Bentham holds that homicide is forbidden in law primarily because of its mischievous effects, which he sorts into the two categories of danger and alarm. In other words, we forbid homicide in order to deter it, to prevent the pain and trouble either of repetition of the act itself (danger) or of the bare threat of that repetition hanging over our heads (alarm). With infants, however, neither seems significant.
Also today, George Weigel on Cardinal Alfredo Ottaviani’s prophetic fears about religious freedom:
Ottaviani’s fear was that religious freedom would result in religious indifference and then a collapse of religious conviction, which would in turn lead to state hostility toward religious believers and religious institutions.
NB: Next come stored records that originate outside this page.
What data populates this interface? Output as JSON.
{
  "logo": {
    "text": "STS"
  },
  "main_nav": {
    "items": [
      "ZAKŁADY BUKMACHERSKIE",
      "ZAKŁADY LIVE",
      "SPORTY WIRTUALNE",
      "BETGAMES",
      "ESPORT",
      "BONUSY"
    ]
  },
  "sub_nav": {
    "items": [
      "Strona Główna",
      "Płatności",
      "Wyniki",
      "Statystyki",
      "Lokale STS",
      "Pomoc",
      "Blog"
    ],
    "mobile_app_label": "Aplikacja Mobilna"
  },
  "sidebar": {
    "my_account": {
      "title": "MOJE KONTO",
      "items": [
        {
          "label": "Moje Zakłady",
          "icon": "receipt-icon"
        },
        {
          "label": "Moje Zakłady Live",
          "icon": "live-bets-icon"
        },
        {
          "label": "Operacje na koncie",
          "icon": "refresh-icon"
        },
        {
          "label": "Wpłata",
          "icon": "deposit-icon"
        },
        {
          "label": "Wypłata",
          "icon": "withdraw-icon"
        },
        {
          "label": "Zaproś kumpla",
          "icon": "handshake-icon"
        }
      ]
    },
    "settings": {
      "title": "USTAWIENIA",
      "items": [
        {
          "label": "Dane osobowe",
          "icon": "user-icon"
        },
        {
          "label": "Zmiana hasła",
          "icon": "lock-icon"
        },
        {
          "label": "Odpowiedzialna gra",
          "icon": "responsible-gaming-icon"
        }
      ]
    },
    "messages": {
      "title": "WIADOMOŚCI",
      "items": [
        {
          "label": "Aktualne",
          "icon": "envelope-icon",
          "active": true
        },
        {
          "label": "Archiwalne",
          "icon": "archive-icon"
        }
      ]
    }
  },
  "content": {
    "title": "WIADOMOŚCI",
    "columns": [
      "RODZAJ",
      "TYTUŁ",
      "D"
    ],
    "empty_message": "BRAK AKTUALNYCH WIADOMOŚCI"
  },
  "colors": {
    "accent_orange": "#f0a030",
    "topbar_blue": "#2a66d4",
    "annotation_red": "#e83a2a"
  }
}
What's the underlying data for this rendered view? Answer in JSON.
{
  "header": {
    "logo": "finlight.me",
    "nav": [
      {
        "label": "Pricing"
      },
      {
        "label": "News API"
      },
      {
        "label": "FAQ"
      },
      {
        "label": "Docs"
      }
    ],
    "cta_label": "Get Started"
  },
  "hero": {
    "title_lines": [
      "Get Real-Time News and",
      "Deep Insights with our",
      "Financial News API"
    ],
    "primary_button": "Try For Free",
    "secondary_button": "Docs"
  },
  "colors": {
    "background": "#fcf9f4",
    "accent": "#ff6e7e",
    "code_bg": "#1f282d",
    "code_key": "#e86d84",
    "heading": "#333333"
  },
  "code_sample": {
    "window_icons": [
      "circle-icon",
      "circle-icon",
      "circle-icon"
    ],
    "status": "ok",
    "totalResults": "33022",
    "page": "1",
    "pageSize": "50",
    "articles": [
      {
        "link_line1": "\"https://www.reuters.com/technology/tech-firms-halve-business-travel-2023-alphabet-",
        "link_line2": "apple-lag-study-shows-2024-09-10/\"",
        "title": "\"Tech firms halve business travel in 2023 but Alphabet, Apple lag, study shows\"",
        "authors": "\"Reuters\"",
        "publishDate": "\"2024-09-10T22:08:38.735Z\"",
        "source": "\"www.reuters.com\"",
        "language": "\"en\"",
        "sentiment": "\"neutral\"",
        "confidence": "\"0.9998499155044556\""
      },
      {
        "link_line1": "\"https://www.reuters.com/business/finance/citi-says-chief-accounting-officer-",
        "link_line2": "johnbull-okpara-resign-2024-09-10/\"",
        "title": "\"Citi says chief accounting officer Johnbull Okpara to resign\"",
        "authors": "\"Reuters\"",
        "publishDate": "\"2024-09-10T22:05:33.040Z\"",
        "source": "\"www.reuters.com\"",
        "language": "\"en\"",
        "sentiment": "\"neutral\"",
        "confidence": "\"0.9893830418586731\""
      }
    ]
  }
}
His theological argument against religious freedom, widely held in the Roman universities of the day, rested on the proposition that “error has no rights.”